Key Iranian Leader Dies

Ed Lasky
Ayatollah Ali Akbar Meshkini-Speaker (head) of the Assembly of Experts died.

The Assembly of Experts is empowered to elect a new Supreme Leader or dismiss a sitting one. The current Supreme Leader Ayatollah Khamenei is also reported to be very ill so he may soon be replaced.

The deputy Speaker of the Assembly of Experts is Ali Akbar Rafsanjani-a fierce opponent of President Mahmoud Ahamdinejad. Should Rafsanajani become leader of the Assembly of Experts he may be in a position to choose Khamanei's replacement-he may choose himself for this role. Rafsanjani is certainly not a friend of Israel's or America but he is not religiously inspired to destroy Israel or attack America and he is much more concerned with his growing wealth-thus the possibility of working with him (regarding sanctions and Iran's nuclear program) may be heightened.

He is probably the wealthiest man in Iran (A few years ago, Forbes named him one of the wealthiest men in the world) and his nepotism is legendary-but he has a mercantile bent and can be persuaded to cooeprate with America to preserve and enhance his wealth. One analyst believes that the Supreme Leader Khamenei fears the influence of Rafsanjani:
Eesa Saharkhiz, an analyst, predicted that Mr Khamanei might try to block Mr Rafsanjani again.

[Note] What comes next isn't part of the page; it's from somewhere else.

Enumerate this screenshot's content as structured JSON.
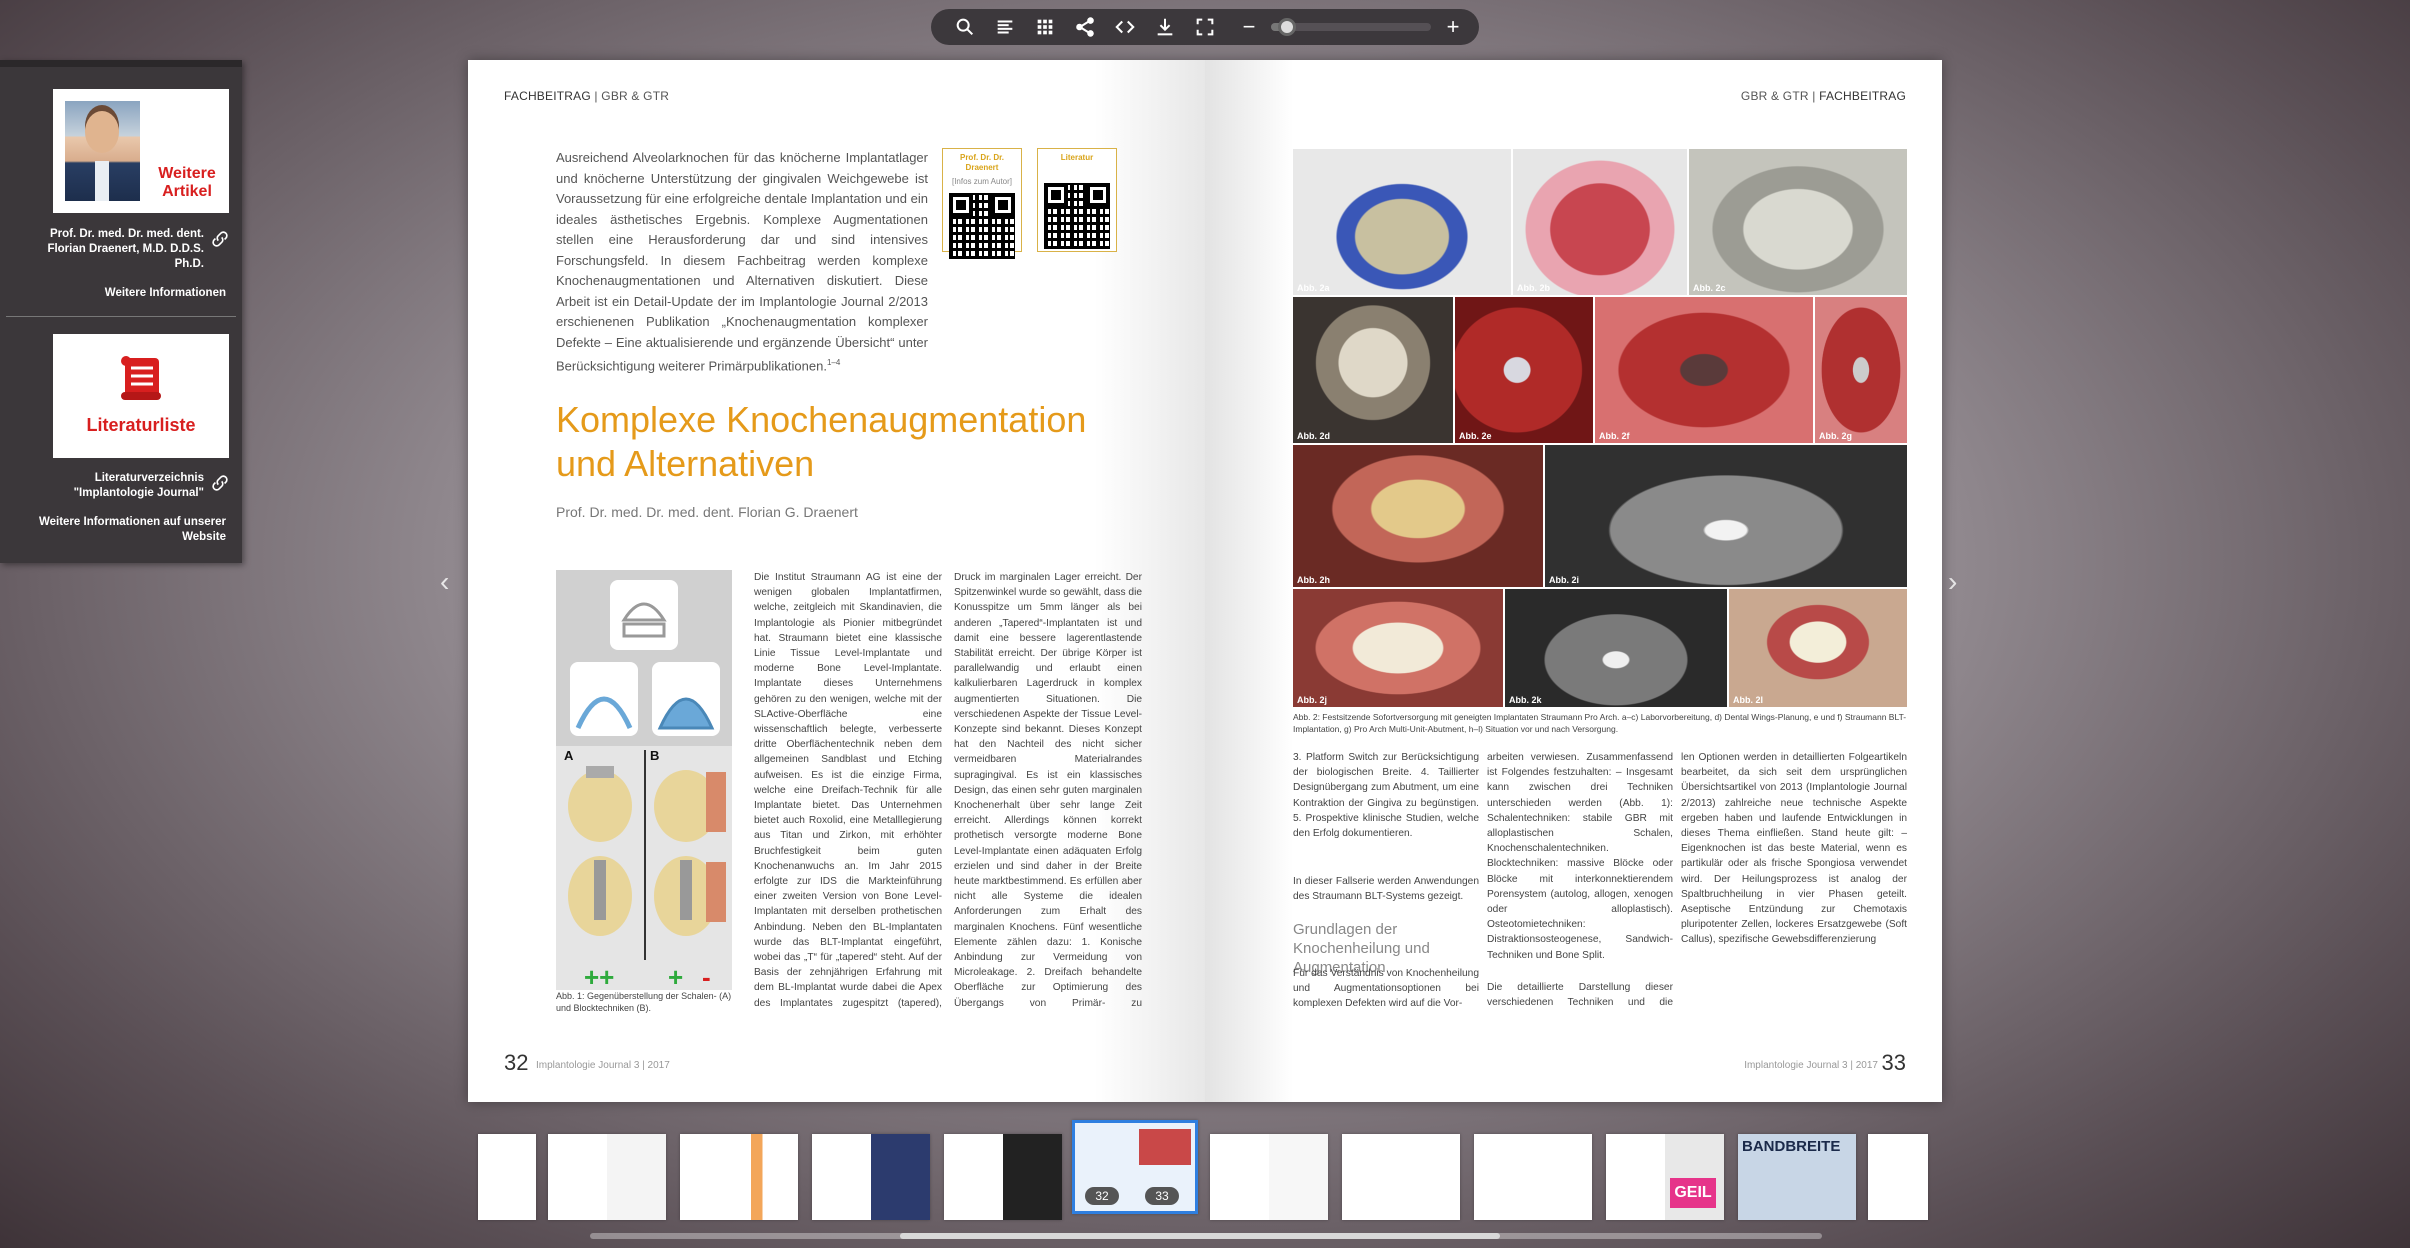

"The influence of Mr Khamenei will be very important. He may think he would rather have someone else in charge of the assembly," Mr Saharkhiz said.

The assembly was often criticised as toothless under Mr Meshkini's leadership. Despite the supervisory powers guaranteed by Iran's constitution, it never summoned Mr Khamenei to its meetings or asked him to submit reports.

Some analysts have suggested that Mr Rafsanjani could use leadership of the assembly as a springboard to the supreme leader's post. The position is the most powerful in Iranian politics, entitling its holder to the last word on all state matters. However, Mr Rafsanjani has told associates that he favours replacing the current one-man role with a collective leadership of several heavyweight figures.
That last is highly unlikely as there are 3 or 4 other powerful clerics sitting on the Assembly who would dearly love to take Khamenei's place when he's gone. And it should also be noted that Rafsanjani began the illicit Iranian nuclear program under his first term as president back in the early '90's. Clearly, if he is to give it up, he will be driving a hard bargain with the west to do so..
Ayatollah Ali Akbar Meshkini-Speaker (head) of the Assembly of Experts died.

The Assembly of Experts is empowered to elect a new Supreme Leader or dismiss a sitting one. The current Supreme Leader Ayatollah Khamenei is also reported to be very ill so he may soon be replaced.

The deputy Speaker of the Assembly of Experts is Ali Akbar Rafsanjani-a fierce opponent of President Mahmoud Ahamdinejad. Should Rafsanajani become leader of the Assembly of Experts he may be in a position to choose Khamanei's replacement-he may choose himself for this role. Rafsanjani is certainly not a friend of Israel's or America but he is not religiously inspired to destroy Israel or attack America and he is much more concerned with his growing wealth-thus the possibility of working with him (regarding sanctions and Iran's nuclear program) may be heightened.

He is probably the wealthiest man in Iran (A few years ago, Forbes named him one of the wealthiest men in the world) and his nepotism is legendary-but he has a mercantile bent and can be persuaded to cooeprate with America to preserve and enhance his wealth. One analyst believes that the Supreme Leader Khamenei fears the influence of Rafsanjani:
Eesa Saharkhiz, an analyst, predicted that Mr Khamanei might try to block Mr Rafsanjani again.

"The influence of Mr Khamenei will be very important. He may think he would rather have someone else in charge of the assembly," Mr Saharkhiz said.

The assembly was often criticised as toothless under Mr Meshkini's leadership. Despite the supervisory powers guaranteed by Iran's constitution, it never summoned Mr Khamenei to its meetings or asked him to submit reports.

Some analysts have suggested that Mr Rafsanjani could use leadership of the assembly as a springboard to the supreme leader's post. The position is the most powerful in Iranian politics, entitling its holder to the last word on all state matters. However, Mr Rafsanjani has told associates that he favours replacing the current one-man role with a collective leadership of several heavyweight figures.
That last is highly unlikely as there are 3 or 4 other powerful clerics sitting on the Assembly who would dearly love to take Khamenei's place when he's gone. And it should also be noted that Rafsanjani began the illicit Iranian nuclear program under his first term as president back in the early '90's. Clearly, if he is to give it up, he will be driving a hard bargain with the west to do so..